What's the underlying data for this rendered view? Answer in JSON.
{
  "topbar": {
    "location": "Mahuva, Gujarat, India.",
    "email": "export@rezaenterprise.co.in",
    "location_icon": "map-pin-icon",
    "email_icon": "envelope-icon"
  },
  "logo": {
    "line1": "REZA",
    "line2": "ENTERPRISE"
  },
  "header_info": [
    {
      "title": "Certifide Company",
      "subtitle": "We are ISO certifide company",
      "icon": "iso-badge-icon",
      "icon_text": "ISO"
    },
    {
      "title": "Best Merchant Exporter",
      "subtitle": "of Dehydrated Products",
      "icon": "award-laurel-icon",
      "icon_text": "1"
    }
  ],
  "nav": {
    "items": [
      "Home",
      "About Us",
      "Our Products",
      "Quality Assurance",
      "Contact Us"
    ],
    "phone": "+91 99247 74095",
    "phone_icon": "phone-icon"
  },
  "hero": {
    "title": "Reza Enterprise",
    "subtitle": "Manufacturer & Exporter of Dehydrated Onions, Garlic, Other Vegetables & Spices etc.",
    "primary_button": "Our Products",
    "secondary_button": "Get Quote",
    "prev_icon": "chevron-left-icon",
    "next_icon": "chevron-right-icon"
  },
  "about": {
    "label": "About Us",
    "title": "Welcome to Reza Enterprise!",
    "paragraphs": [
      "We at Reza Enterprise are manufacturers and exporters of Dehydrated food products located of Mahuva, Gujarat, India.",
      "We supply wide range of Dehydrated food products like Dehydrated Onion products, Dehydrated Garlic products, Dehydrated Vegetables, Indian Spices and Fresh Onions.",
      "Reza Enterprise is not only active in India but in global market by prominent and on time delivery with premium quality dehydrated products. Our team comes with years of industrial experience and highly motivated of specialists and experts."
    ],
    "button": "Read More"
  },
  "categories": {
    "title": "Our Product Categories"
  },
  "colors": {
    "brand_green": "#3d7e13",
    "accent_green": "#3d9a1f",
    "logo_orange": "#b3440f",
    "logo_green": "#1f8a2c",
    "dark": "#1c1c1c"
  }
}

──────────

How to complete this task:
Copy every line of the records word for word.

Answer section:
What's the underlying data for this rendered view? Answer in JSON.
{
  "topbar": {
    "location": "Mahuva, Gujarat, India.",
    "email": "export@rezaenterprise.co.in",
    "location_icon": "map-pin-icon",
    "email_icon": "envelope-icon"
  },
  "logo": {
    "line1": "REZA",
    "line2": "ENTERPRISE"
  },
  "header_info": [
    {
      "title": "Certifide Company",
      "subtitle": "We are ISO certifide company",
      "icon": "iso-badge-icon",
      "icon_text": "ISO"
    },
    {
      "title": "Best Merchant Exporter",
      "subtitle": "of Dehydrated Products",
      "icon": "award-laurel-icon",
      "icon_text": "1"
    }
  ],
  "nav": {
    "items": [
      "Home",
      "About Us",
      "Our Products",
      "Quality Assurance",
      "Contact Us"
    ],
    "phone": "+91 99247 74095",
    "phone_icon": "phone-icon"
  },
  "hero": {
    "title": "Reza Enterprise",
    "subtitle": "Manufacturer & Exporter of Dehydrated Onions, Garlic, Other Vegetables & Spices etc.",
    "primary_button": "Our Products",
    "secondary_button": "Get Quote",
    "prev_icon": "chevron-left-icon",
    "next_icon": "chevron-right-icon"
  },
  "about": {
    "label": "About Us",
    "title": "Welcome to Reza Enterprise!",
    "paragraphs": [
      "We at Reza Enterprise are manufacturers and exporters of Dehydrated food products located of Mahuva, Gujarat, India.",
      "We supply wide range of Dehydrated food products like Dehydrated Onion products, Dehydrated Garlic products, Dehydrated Vegetables, Indian Spices and Fresh Onions.",
      "Reza Enterprise is not only active in India but in global market by prominent and on time delivery with premium quality dehydrated products. Our team comes with years of industrial experience and highly motivated of specialists and experts."
    ],
    "button": "Read More"
  },
  "categories": {
    "title": "Our Product Categories"
  },
  "colors": {
    "brand_green": "#3d7e13",
    "accent_green": "#3d9a1f",
    "logo_orange": "#b3440f",
    "logo_green": "#1f8a2c",
    "dark": "#1c1c1c"
  }
}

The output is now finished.